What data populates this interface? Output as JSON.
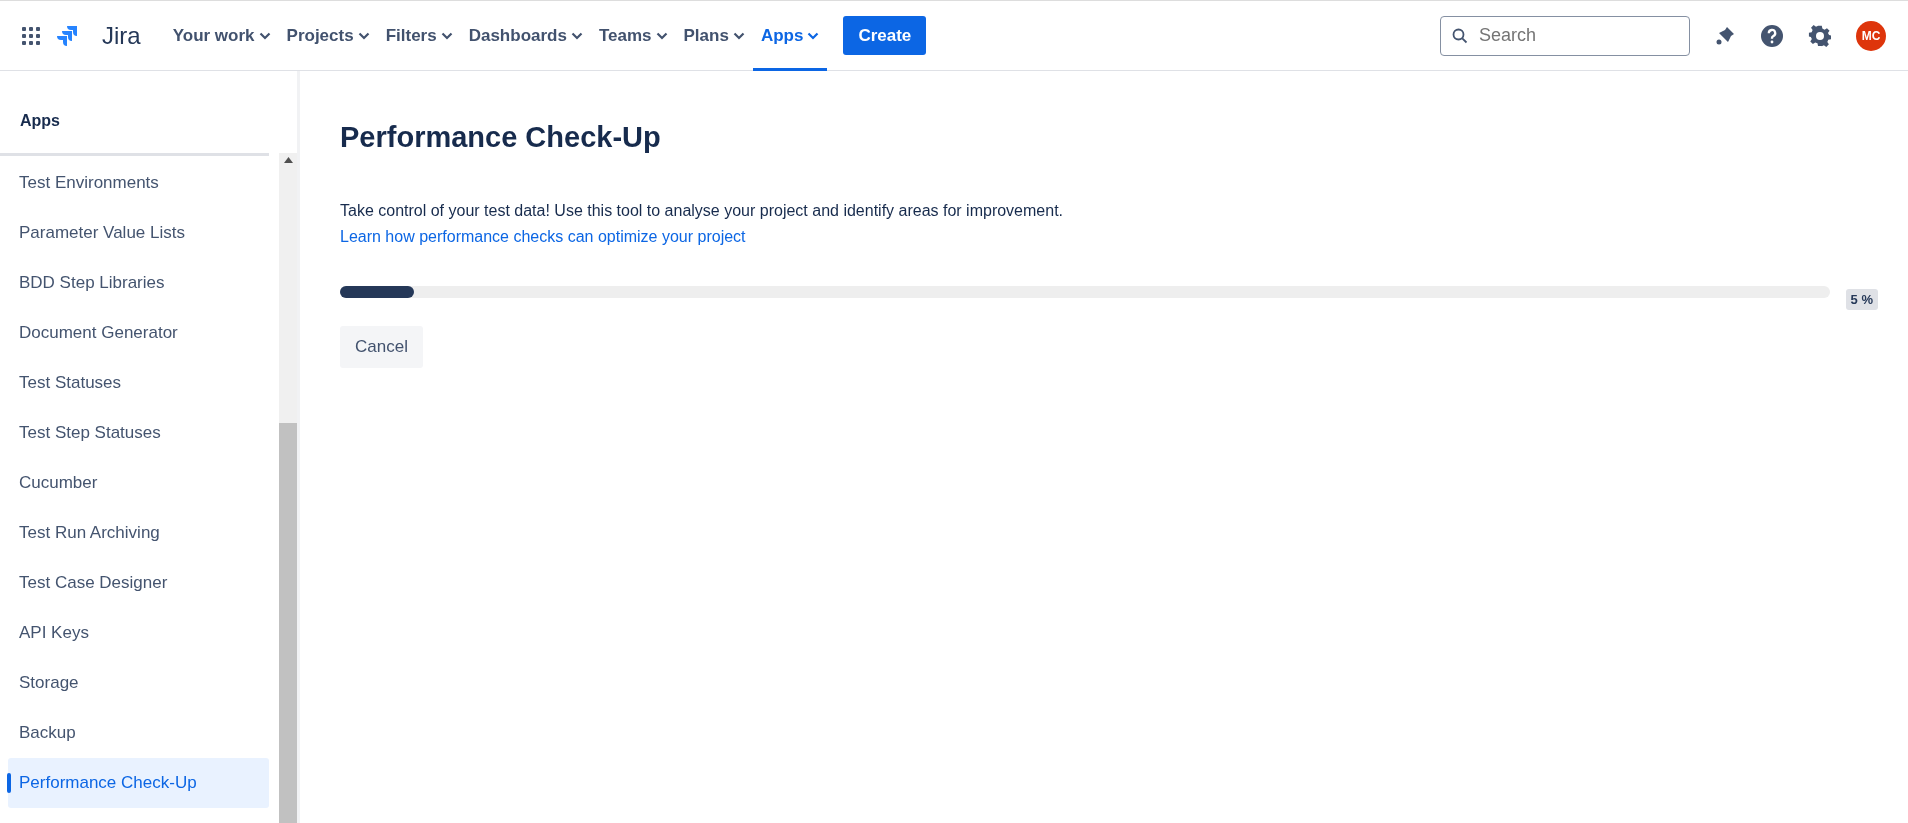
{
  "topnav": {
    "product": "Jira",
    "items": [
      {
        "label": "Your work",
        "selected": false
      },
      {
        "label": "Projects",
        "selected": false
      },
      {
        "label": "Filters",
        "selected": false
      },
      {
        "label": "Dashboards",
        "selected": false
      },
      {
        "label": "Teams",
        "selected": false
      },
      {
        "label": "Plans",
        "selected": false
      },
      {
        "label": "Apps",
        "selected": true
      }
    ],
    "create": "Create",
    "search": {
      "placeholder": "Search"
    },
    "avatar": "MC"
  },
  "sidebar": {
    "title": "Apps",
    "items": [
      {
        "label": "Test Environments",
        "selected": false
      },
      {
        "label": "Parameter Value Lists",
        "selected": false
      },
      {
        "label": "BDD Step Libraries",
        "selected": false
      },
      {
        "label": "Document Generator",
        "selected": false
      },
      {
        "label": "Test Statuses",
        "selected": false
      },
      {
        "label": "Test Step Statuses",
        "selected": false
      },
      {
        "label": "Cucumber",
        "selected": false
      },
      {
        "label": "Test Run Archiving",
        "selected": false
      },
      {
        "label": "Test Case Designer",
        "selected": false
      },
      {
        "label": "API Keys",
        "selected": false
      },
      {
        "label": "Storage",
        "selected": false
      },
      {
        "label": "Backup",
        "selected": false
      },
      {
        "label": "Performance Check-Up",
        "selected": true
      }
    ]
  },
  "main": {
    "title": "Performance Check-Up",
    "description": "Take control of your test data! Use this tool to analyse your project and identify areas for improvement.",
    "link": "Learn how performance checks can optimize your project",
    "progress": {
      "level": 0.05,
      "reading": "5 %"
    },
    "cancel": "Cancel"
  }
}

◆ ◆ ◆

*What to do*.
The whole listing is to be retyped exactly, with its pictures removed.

*Result of this exercise*.
What data populates this interface? Output as JSON.
{
  "topnav": {
    "product": "Jira",
    "items": [
      {
        "label": "Your work",
        "selected": false
      },
      {
        "label": "Projects",
        "selected": false
      },
      {
        "label": "Filters",
        "selected": false
      },
      {
        "label": "Dashboards",
        "selected": false
      },
      {
        "label": "Teams",
        "selected": false
      },
      {
        "label": "Plans",
        "selected": false
      },
      {
        "label": "Apps",
        "selected": true
      }
    ],
    "create": "Create",
    "search": {
      "placeholder": "Search"
    },
    "avatar": "MC"
  },
  "sidebar": {
    "title": "Apps",
    "items": [
      {
        "label": "Test Environments",
        "selected": false
      },
      {
        "label": "Parameter Value Lists",
        "selected": false
      },
      {
        "label": "BDD Step Libraries",
        "selected": false
      },
      {
        "label": "Document Generator",
        "selected": false
      },
      {
        "label": "Test Statuses",
        "selected": false
      },
      {
        "label": "Test Step Statuses",
        "selected": false
      },
      {
        "label": "Cucumber",
        "selected": false
      },
      {
        "label": "Test Run Archiving",
        "selected": false
      },
      {
        "label": "Test Case Designer",
        "selected": false
      },
      {
        "label": "API Keys",
        "selected": false
      },
      {
        "label": "Storage",
        "selected": false
      },
      {
        "label": "Backup",
        "selected": false
      },
      {
        "label": "Performance Check-Up",
        "selected": true
      }
    ]
  },
  "main": {
    "title": "Performance Check-Up",
    "description": "Take control of your test data! Use this tool to analyse your project and identify areas for improvement.",
    "link": "Learn how performance checks can optimize your project",
    "progress": {
      "level": 0.05,
      "reading": "5 %"
    },
    "cancel": "Cancel"
  }
}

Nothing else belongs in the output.